On the flip side, consider the potential advantage of not being allowed to debate. The most powerful case one can make in modern politics – and especially in a Republican primary – is that you’re taking on the establishment in Washington, whatever that actually means. And nothing screams “threat to the system” like being silenced by the media and the party elite.

That’s kind of how it worked for Ralph Nader in the fall of 2000, after both parties had him forcibly removed from the debate site in Boston. Up until then, Nader was just an aging, utopian consumer advocate with waning support. Afterward, he was like a cranky, white Nelson Mandela, packing arenas and trailing around celebrities as his outsider legend grew.

If I were, say, a halfway serious candidate like John Kasich or Bobby Jindal, there’s no way I’d want to make myself seem small by jumping up and down and jockeying for time between Huck’s Bible parables and Ted Cruz’s abolish-the-I.R.S. nonsense, while Jeb Bush stands there looking vaguely bored, like the lifeguard at a kiddie pool.

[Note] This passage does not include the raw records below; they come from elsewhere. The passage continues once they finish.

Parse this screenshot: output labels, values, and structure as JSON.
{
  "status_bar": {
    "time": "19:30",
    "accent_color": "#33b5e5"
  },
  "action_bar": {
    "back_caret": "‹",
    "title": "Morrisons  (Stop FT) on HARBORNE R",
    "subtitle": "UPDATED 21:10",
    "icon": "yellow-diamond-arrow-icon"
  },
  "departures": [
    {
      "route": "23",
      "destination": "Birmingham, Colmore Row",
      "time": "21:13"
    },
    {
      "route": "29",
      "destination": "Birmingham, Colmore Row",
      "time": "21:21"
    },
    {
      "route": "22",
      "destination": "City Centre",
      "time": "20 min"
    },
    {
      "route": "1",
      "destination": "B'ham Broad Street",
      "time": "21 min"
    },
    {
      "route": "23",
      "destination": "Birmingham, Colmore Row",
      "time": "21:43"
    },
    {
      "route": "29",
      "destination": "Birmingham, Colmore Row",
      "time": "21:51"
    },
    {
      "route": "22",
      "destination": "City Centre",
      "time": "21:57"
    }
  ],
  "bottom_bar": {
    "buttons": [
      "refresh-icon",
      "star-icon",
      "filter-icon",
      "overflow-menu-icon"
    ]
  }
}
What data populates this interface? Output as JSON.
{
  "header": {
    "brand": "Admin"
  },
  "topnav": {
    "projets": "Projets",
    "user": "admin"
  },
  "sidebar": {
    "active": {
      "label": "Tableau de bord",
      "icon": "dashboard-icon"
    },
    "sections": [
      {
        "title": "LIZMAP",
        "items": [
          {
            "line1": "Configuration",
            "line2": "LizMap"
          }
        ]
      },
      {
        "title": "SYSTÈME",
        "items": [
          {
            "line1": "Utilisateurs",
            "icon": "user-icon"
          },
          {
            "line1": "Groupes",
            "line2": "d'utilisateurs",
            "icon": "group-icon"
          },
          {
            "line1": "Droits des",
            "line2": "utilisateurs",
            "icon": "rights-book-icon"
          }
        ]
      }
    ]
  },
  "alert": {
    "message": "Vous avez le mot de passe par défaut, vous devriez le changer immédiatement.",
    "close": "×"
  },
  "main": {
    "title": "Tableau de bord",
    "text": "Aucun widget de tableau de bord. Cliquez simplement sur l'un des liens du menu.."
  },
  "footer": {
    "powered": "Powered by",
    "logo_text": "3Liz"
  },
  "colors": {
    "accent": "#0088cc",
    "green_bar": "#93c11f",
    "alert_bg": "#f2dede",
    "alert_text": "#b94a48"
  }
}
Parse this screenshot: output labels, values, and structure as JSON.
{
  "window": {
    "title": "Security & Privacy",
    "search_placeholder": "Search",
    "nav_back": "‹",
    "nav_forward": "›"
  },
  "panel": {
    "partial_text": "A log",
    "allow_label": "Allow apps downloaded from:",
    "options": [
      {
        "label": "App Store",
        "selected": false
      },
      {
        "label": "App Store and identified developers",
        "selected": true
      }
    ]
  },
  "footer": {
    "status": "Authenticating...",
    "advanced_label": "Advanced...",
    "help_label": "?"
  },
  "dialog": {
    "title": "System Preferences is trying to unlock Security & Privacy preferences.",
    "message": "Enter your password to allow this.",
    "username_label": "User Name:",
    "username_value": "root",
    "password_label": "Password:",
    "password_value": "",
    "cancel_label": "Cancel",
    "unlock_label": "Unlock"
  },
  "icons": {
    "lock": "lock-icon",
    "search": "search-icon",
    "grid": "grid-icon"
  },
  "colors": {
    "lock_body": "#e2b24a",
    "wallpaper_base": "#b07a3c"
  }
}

No, I’d rather show up at the debate knowing I was going to be barred from entering, make an indignant speech for the cameras to capture (think Reagan’s “I am paying for this microphone, Mr. Green,” even though the guy’s name wasn’t really Green), and post YouTube videos of all the answers I would have given – without anyone interrupting or flashing a red warning light saying my time is up.

Then I could run around Iowa for a couple of weeks talking about how scared the media and party leaders are of a genuine contest of ideas. Not to mention the fundraising appeals, which pretty much write themselves (although some direct mail firm will happily charge you 10 percent of the haul to do it).

Of course, all of this is only really operative assuming you don’t have actual governing proposals you’re just dying to share with people. If you have, say, a workable but controversial plan for tax reform, or a real alternative to the health care law you want to repeal, then you might actually burn to get yourself onto that debate stage, and maybe you could actually make a difference by being there – assuming you had time to even summarize your agenda.

But if what you’ve got are a couple of applause lines and a bunch of government programs you’d like to defund, then you’re just as well served by playing the martyr and having the debate on your own terms, and in your own time. That way, you won’t even have to remember which programs they are.